A Beheading

A short piece on the theme of a rose garden –  runner up Hampshire Writers Society competition June 2017

One swift, brutal cut was immensely satisfying. No wonder Henry the Eighth had enjoyed beheadings so much.

‘You have been looking after the roses for me, haven’t you?’ David had asked on the phone from Singapore. Not how are you, or what have you been up to, not even a polite enquiry into the outcome his mother’s appointment with the psycho-geriatrician. Just concern for his roses.

A vigorous shake of a stem and more fragile blooms fluttered to the floor. It was probably best to take off anything that showed the merest sign of weakness whilst she was here, relishing her role of jolly executioner. In fact, even the tightest bud would only blossom to fade and weep within days. She could save it the effort; put it out of its misery right now.

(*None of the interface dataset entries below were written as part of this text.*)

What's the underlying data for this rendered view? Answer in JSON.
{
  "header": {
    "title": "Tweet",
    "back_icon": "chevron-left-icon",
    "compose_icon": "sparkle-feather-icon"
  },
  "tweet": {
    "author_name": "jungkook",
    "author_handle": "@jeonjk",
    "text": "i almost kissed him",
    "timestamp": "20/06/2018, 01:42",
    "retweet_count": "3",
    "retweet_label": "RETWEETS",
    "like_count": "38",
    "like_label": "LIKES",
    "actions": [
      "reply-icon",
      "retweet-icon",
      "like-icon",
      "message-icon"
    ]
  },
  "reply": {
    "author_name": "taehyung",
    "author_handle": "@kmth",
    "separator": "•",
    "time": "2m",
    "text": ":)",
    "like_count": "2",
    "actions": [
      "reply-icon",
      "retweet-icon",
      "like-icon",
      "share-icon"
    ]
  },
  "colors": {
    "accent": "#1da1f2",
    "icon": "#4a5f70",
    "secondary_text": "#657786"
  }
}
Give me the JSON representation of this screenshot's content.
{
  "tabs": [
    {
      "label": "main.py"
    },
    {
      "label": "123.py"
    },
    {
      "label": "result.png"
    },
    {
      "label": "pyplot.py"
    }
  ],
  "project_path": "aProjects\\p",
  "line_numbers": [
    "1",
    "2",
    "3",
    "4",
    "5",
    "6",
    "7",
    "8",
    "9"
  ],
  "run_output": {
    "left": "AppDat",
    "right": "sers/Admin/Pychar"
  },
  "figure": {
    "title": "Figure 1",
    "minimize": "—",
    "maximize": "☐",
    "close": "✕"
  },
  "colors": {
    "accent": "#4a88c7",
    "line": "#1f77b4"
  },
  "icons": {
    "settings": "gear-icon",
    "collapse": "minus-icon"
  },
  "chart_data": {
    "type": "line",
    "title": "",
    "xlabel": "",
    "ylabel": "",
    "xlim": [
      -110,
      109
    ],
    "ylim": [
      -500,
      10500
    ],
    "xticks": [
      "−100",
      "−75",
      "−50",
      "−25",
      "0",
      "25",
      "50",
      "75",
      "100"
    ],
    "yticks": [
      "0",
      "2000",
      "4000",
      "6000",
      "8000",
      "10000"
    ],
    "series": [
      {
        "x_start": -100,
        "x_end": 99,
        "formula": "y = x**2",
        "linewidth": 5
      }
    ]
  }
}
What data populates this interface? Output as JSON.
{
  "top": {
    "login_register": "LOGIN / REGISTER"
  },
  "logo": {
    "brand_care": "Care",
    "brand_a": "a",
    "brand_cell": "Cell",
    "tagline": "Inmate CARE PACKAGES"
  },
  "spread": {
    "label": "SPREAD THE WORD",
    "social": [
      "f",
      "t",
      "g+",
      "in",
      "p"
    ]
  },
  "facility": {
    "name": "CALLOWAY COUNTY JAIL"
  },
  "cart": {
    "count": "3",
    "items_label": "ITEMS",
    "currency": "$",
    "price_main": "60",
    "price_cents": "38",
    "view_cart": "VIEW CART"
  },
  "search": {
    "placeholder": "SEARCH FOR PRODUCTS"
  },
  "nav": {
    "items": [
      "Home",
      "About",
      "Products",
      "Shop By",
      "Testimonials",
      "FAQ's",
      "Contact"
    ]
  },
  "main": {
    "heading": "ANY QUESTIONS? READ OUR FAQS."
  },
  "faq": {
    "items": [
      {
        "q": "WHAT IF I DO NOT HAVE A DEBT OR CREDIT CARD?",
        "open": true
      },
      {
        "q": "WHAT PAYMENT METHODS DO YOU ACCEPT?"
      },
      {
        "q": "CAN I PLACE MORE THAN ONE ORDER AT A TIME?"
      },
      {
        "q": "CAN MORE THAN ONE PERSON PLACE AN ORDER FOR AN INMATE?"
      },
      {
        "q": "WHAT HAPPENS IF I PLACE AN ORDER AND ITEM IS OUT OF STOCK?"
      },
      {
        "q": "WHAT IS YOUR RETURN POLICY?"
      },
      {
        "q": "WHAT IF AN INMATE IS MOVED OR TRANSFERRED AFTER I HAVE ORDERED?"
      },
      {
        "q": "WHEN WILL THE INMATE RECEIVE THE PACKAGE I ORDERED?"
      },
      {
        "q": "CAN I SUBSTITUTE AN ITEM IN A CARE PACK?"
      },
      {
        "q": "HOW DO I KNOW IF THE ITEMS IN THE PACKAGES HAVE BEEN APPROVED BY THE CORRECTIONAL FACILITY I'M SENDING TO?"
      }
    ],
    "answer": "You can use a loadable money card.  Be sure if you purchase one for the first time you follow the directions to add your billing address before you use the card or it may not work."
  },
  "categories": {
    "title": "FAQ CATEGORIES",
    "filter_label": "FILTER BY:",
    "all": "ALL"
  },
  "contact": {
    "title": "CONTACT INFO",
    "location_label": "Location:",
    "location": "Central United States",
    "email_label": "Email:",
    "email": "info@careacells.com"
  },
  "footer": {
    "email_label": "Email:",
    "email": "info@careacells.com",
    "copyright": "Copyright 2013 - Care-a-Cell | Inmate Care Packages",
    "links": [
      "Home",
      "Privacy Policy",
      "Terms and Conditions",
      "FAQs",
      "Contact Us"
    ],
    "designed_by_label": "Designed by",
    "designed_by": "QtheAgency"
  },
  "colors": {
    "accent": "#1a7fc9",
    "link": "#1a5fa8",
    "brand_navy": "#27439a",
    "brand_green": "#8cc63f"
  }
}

Gauntlets at the ready, Imelda made a grab for a wayward branch. It was very easy to get carried away.

‘Be careful with the Darcey Bussell,’ David had said before he’d left, ‘she’s a prolific bloomer.’

Two weeks later and the Darcey Bussell was a profusion of blood red rosettes.

‘Deadhead regularly,’ he’d instructed, ‘and the flowers will keep on coming.  I don’t want to come home to a garden full of hips.’

Felicity Ramsay had hips, and boobs. Imelda could remember meeting her at the Christmas Party. ‘This is Flick, my new assistant,’ David had said, like an indulgent father. Felicity had a laugh reminiscent of a performing sea-lion. Imelda would have recognised it anywhere. Even over a satellite signal from Singapore.

What was she thinking of?  She took a step back, put down her secateurs, removed her gardening gloves and headed back to the shed.

A delicate decapitation was too good for the Darcey Bussell. A chain saw would do a much better job.